If you didn’t already know, CMS is an acronym for “content management system.” A CMS is used by many developers, consultancies, and companies to build their website. It’s an incredibly common thing to do, as any flavor of CMS you choose will always save you effort and money, compared to building a website from nothing. This is especially true if you look at the lifetime investment of your website. Using a CMS framework or solution of some kind just seems to make sense. After all, this is what I’ve built my own career upon since 2001. However, then, CMS was known as a portal or portal framework. That’s a long time ago, so it’s not a bad idea to take stock of things every now and thing to see if what you’re doing is the correct thing. To this end, I asked myself, “How is CMS doing right now, and does it make sense to still be doing CMS-related work in the future?”
Please note that this article is mostly focused on the perspective of those of us that in some way provide website development services, where you deliver a website to clients.
Riddle Me This… Is CMS Worth My Time?
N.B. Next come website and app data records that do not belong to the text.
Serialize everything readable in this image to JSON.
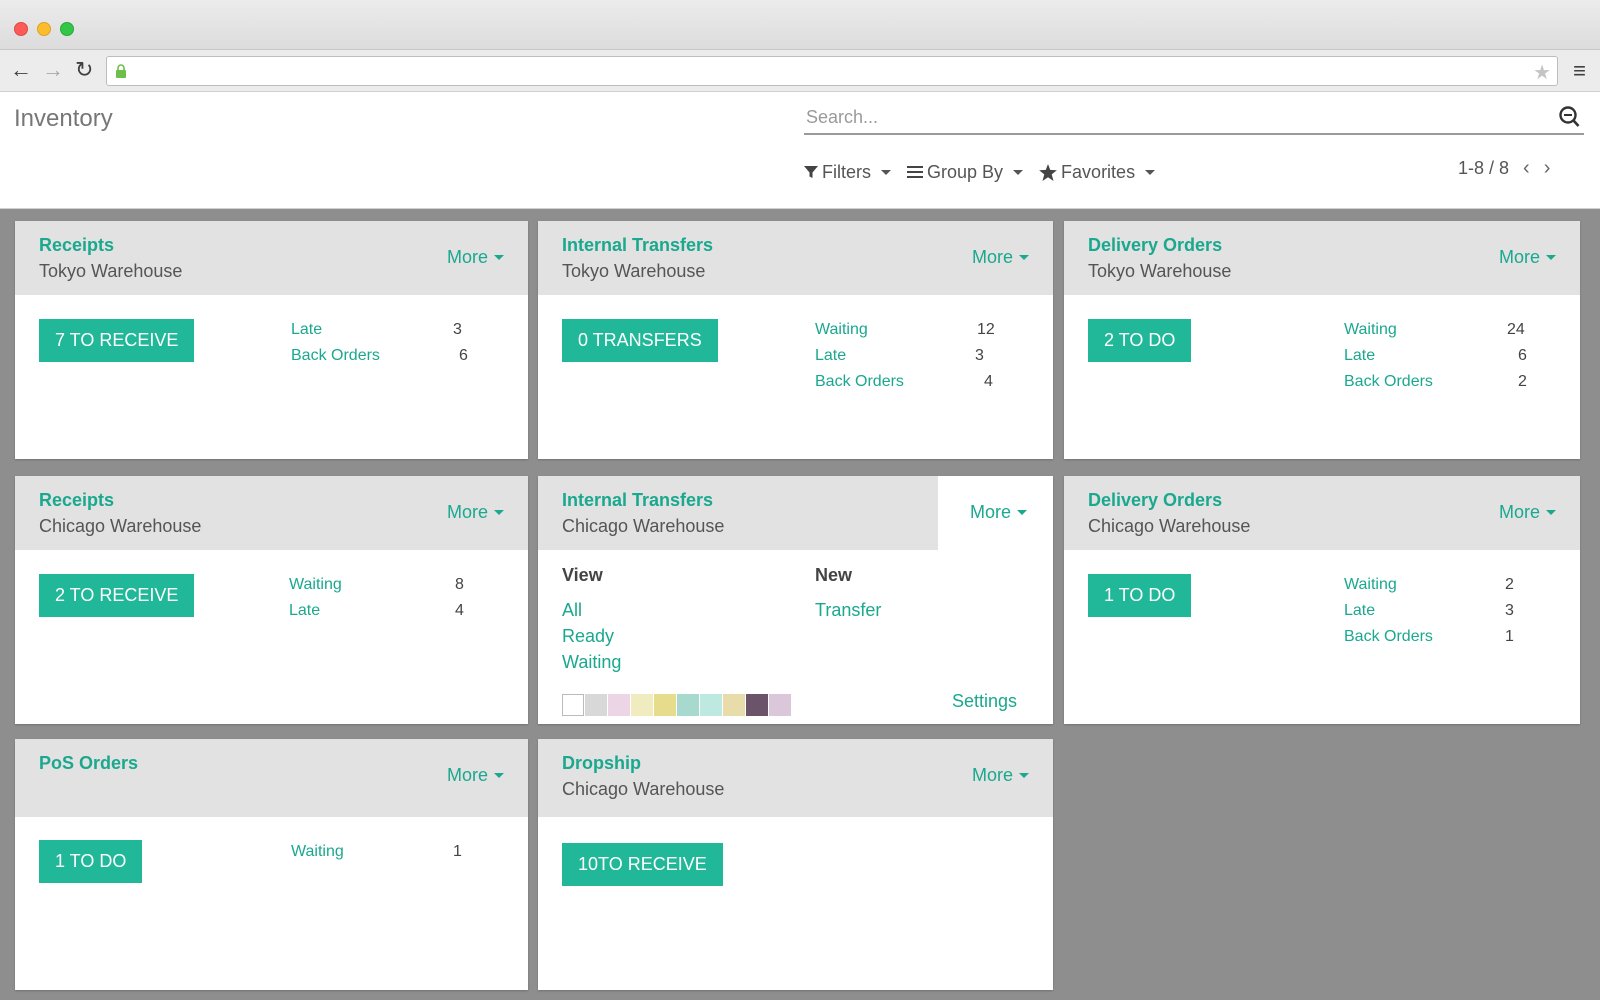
{
  "browser": {
    "back_icon": "←",
    "forward_icon": "→",
    "reload_icon": "↻",
    "star_icon": "★",
    "menu_icon": "≡"
  },
  "header": {
    "title": "Inventory",
    "search_placeholder": "Search...",
    "filters_label": "Filters",
    "groupby_label": "Group By",
    "favorites_label": "Favorites",
    "pager": "1-8 / 8",
    "pager_prev": "‹",
    "pager_next": "›"
  },
  "cards": [
    {
      "title": "Receipts",
      "subtitle": "Tokyo Warehouse",
      "more": "More",
      "button": "7 TO RECEIVE",
      "stats": [
        {
          "label": "Late",
          "value": "3"
        },
        {
          "label": "Back Orders",
          "value": "6"
        }
      ]
    },
    {
      "title": "Internal Transfers",
      "subtitle": "Tokyo Warehouse",
      "more": "More",
      "button": "0 TRANSFERS",
      "stats": [
        {
          "label": "Waiting",
          "value": "12"
        },
        {
          "label": "Late",
          "value": "3"
        },
        {
          "label": "Back Orders",
          "value": "4"
        }
      ]
    },
    {
      "title": "Delivery Orders",
      "subtitle": "Tokyo Warehouse",
      "more": "More",
      "button": "2 TO DO",
      "stats": [
        {
          "label": "Waiting",
          "value": "24"
        },
        {
          "label": "Late",
          "value": "6"
        },
        {
          "label": "Back Orders",
          "value": "2"
        }
      ]
    },
    {
      "title": "Receipts",
      "subtitle": "Chicago Warehouse",
      "more": "More",
      "button": "2 TO RECEIVE",
      "stats": [
        {
          "label": "Waiting",
          "value": "8"
        },
        {
          "label": "Late",
          "value": "4"
        }
      ]
    },
    {
      "title": "Internal Transfers",
      "subtitle": "Chicago Warehouse",
      "more": "More",
      "menu": {
        "view_title": "View",
        "new_title": "New",
        "view_links": [
          "All",
          "Ready",
          "Waiting"
        ],
        "new_links": [
          "Transfer"
        ],
        "settings": "Settings",
        "swatches": [
          "#ffffff",
          "#d8d8d8",
          "#ecd6e6",
          "#f0ecc0",
          "#e6dc8c",
          "#a8d9cf",
          "#bde9e1",
          "#e8dcaa",
          "#6b5469",
          "#dac7da"
        ]
      }
    },
    {
      "title": "Delivery Orders",
      "subtitle": "Chicago Warehouse",
      "more": "More",
      "button": "1 TO DO",
      "stats": [
        {
          "label": "Waiting",
          "value": "2"
        },
        {
          "label": "Late",
          "value": "3"
        },
        {
          "label": "Back Orders",
          "value": "1"
        }
      ]
    },
    {
      "title": "PoS Orders",
      "subtitle": "",
      "more": "More",
      "button": "1 TO DO",
      "stats": [
        {
          "label": "Waiting",
          "value": "1"
        }
      ]
    },
    {
      "title": "Dropship",
      "subtitle": "Chicago Warehouse",
      "more": "More",
      "button": "10TO RECEIVE",
      "stats": []
    }
  ],
  "colors": {
    "accent": "#1aa88e",
    "button": "#21b799",
    "board_bg": "#8e8e8e",
    "card_head": "#e2e2e2"
  }
}
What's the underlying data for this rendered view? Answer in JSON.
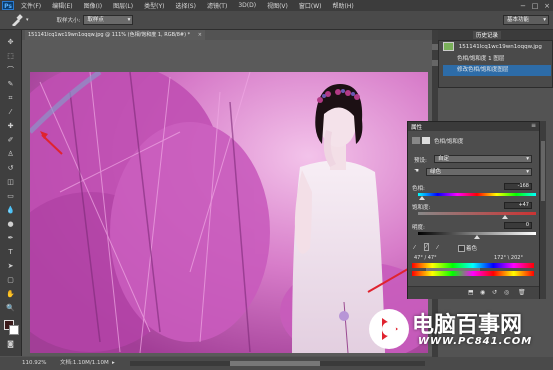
{
  "app": {
    "logo": "Ps",
    "menu": [
      "文件(F)",
      "编辑(E)",
      "图像(I)",
      "图层(L)",
      "类型(Y)",
      "选择(S)",
      "滤镜(T)",
      "3D(D)",
      "视图(V)",
      "窗口(W)",
      "帮助(H)"
    ],
    "window_controls": [
      "−",
      "□",
      "×"
    ]
  },
  "options_bar": {
    "sample_size_label": "取样大小:",
    "sample_size_value": "取样点",
    "workspace_value": "基本功能"
  },
  "document": {
    "tab_title": "151141lcq1wc19wn1oqqw.jpg @ 111% (色相/饱和度 1, RGB/8#) *",
    "tab_close": "×"
  },
  "status": {
    "zoom": "110.92%",
    "doc_info": "文档:1.10M/1.10M"
  },
  "history": {
    "tabs": [
      "历史记录"
    ],
    "snapshot_label": "151141lcq1wc19wn1oqqw.jpg",
    "items": [
      "色相/饱和度 1 图层",
      "修改色相/饱和度图层"
    ]
  },
  "properties": {
    "tab": "属性",
    "title": "色相/饱和度",
    "preset_label": "预设:",
    "preset_value": "自定",
    "channel_value": "绿色",
    "hue_label": "色相:",
    "hue_value": "-168",
    "sat_label": "饱和度:",
    "sat_value": "+47",
    "light_label": "明度:",
    "light_value": "0",
    "colorize_label": "着色",
    "range_left": "47° / 47°",
    "range_right": "172° \\ 202°"
  },
  "hue_slider": {
    "value": -168,
    "min": -180,
    "max": 180
  },
  "sat_slider": {
    "value": 47,
    "min": -100,
    "max": 100
  },
  "light_slider": {
    "value": 0,
    "min": -100,
    "max": 100
  },
  "watermark": {
    "text": "电脑百事网",
    "url": "WWW.PC841.COM"
  },
  "colors": {
    "accent": "#2d6ca8",
    "canvas_magenta": "#c05ab5",
    "annotation_red": "#e0232f"
  }
}
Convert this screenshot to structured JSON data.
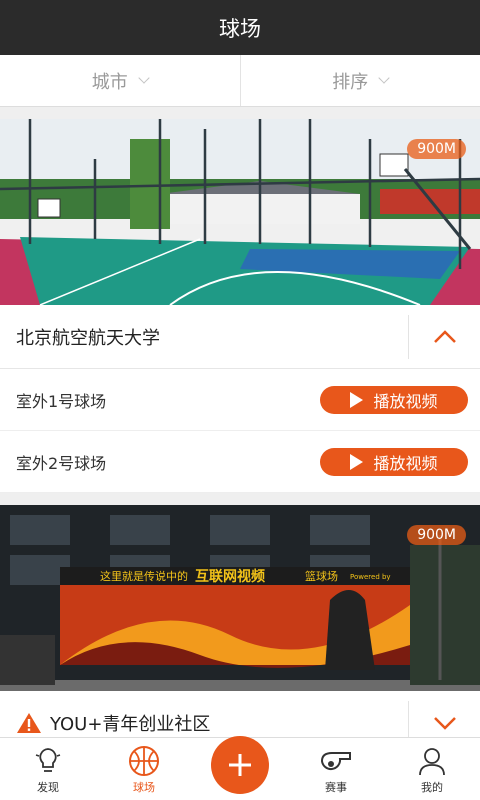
{
  "header": {
    "title": "球场"
  },
  "filters": {
    "city": "城市",
    "sort": "排序"
  },
  "venues": [
    {
      "distance": "900M",
      "name": "北京航空航天大学",
      "courts": [
        {
          "name": "室外1号球场",
          "action": "播放视频"
        },
        {
          "name": "室外2号球场",
          "action": "播放视频"
        }
      ]
    },
    {
      "distance": "900M",
      "name": "YOU+青年创业社区",
      "mural": {
        "headline": "这里就是传说中的",
        "highlight": "互联网视频",
        "tail": "篮球场",
        "powered": "Powered by"
      }
    }
  ],
  "tabbar": {
    "discover": "发现",
    "courts": "球场",
    "events": "赛事",
    "mine": "我的"
  },
  "colors": {
    "accent": "#e8571b",
    "header": "#2b2b2b"
  }
}
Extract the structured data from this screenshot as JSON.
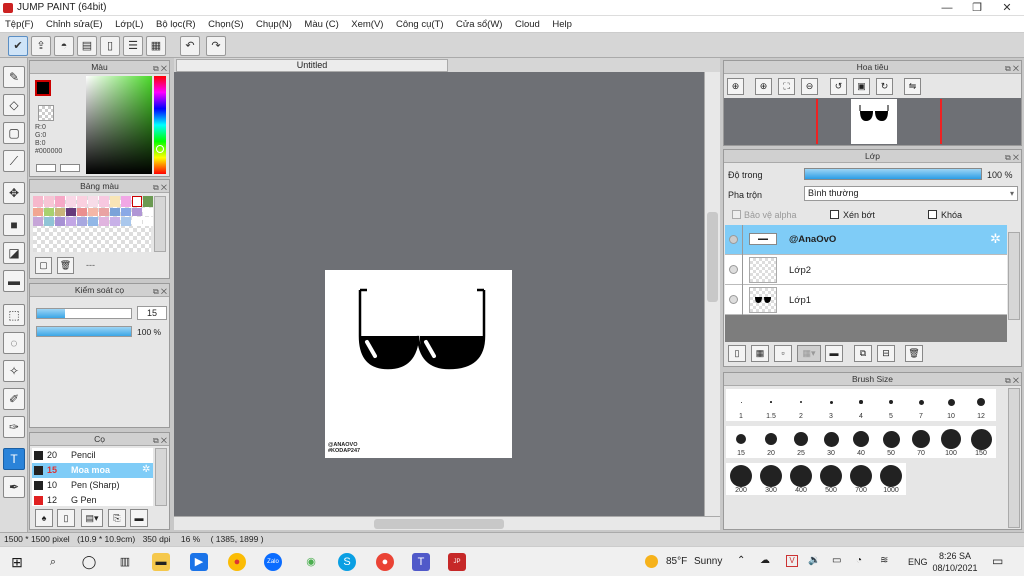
{
  "window": {
    "title": "JUMP PAINT (64bit)",
    "minimize": "—",
    "maximize": "❐",
    "close": "✕"
  },
  "menu": [
    "Tệp(F)",
    "Chỉnh sửa(E)",
    "Lớp(L)",
    "Bộ lọc(R)",
    "Chọn(S)",
    "Chụp(N)",
    "Màu (C)",
    "Xem(V)",
    "Công cụ(T)",
    "Cửa sổ(W)",
    "Cloud",
    "Help"
  ],
  "color_panel": {
    "title": "Màu",
    "r": "R:0",
    "g": "G:0",
    "b": "B:0",
    "hex": "#000000"
  },
  "palette_panel": {
    "title": "Bảng màu",
    "dashes": "---"
  },
  "brush_control": {
    "title": "Kiểm soát cọ",
    "size": "15",
    "opacity": "100 %"
  },
  "brush_panel": {
    "title": "Cọ",
    "items": [
      {
        "size": "20",
        "name": "Pencil",
        "color": "#222222"
      },
      {
        "size": "15",
        "name": "Moa moa",
        "color": "#222222"
      },
      {
        "size": "10",
        "name": "Pen (Sharp)",
        "color": "#222222"
      },
      {
        "size": "12",
        "name": "G Pen",
        "color": "#e02020"
      }
    ]
  },
  "canvas": {
    "tab": "Untitled",
    "watermark_line1": "@ANAOVO",
    "watermark_line2": "#KODAP247"
  },
  "navigator": {
    "title": "Hoa tiêu"
  },
  "layers": {
    "title": "Lớp",
    "opacity_label": "Độ trong",
    "opacity_value": "100 %",
    "blend_label": "Pha trộn",
    "blend_value": "Bình thường",
    "protect_alpha": "Bảo vệ alpha",
    "clipping": "Xén bớt",
    "lock": "Khóa",
    "rows": [
      {
        "name": "@AnaOvO",
        "selected": true
      },
      {
        "name": "Lớp2",
        "selected": false
      },
      {
        "name": "Lớp1",
        "selected": false
      }
    ]
  },
  "brush_size": {
    "title": "Brush Size",
    "sizes": [
      "1",
      "1.5",
      "2",
      "3",
      "4",
      "5",
      "7",
      "10",
      "12",
      "15",
      "20",
      "25",
      "30",
      "40",
      "50",
      "70",
      "100",
      "150",
      "200",
      "300",
      "400",
      "500",
      "700",
      "1000"
    ]
  },
  "status": {
    "dims": "1500 * 1500 pixel",
    "cm": "(10.9 * 10.9cm)",
    "dpi": "350 dpi",
    "zoom": "16 %",
    "coords": "( 1385, 1899 )"
  },
  "taskbar": {
    "weather_temp": "85°F",
    "weather_text": "Sunny",
    "lang": "ENG",
    "time": "8:26 SA",
    "date": "08/10/2021"
  }
}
This article is the result of me asking that very question. If I’m going to invest my own time, effort, money and that of others into CMS, is it still a good investment today? This is an easy question to ask, but how exactly do you go about making that determination? This, it turns out, is not so easy. There’s a lot of disconnected information out there. The most useful information it seems is locked behind the closed doors and high-priced clutches of research firms like Forrester. So what now?
Before I move forward any further, I should get one thing out of the way for my fellow DNN community members… This is not a look specifically at DNN, nor is it meant in any way to speak directly to DNN. For that matter, not only is this article not intended to hurt DNN, it’s also not intended to disparage any CMS. This was purely done as an exercise to research CMS in general. If CMS as a whole is doing well, then any good or great CMS will do well too.
Another worthwhile disclaimer would be that I’m not necessarily a professional researcher, only in that I’ve never held such a title in my professional career, but like most of you, I have performed research that has informed entire companies since I’ve been in the workforce. So, generating data, parsing it for commonalities and abnormalities, and making decisions based on that data are all tasks that I’m very familiar with. I’m just not a mathematician, statistician, or a formal research analyst.
In doing a similar exercise to answer similar questions in the past, it occurred to me that there actually is a way to do this research and it would only cost me my time. I guess I’ll have to bill myself later, as it took a long time and this is valuable information. Information I’m now giving to you.
Gathering The Data
Gathering the data for anything like this is often the most time-consuming part. You need to find it first and foremost, but then you need to find a way to make sense of it, then do the same thing again to make sure others can make sense of what you figured out. This is a process, it’s not always the same process, and it takes a lot of time with a few dashes of trial and error.
The data I found was hiding in plain sight. Long ago I’ve learned to use services like BuiltWith to help me get to know prospects, clients, and competitors. BuiltWith is a great way to get a lot of information about the various technologies used on nearly any website, sometimes in as quickly as a click or two. It’s surprisingly very accurate. Since BuiltWith came onto the scene, others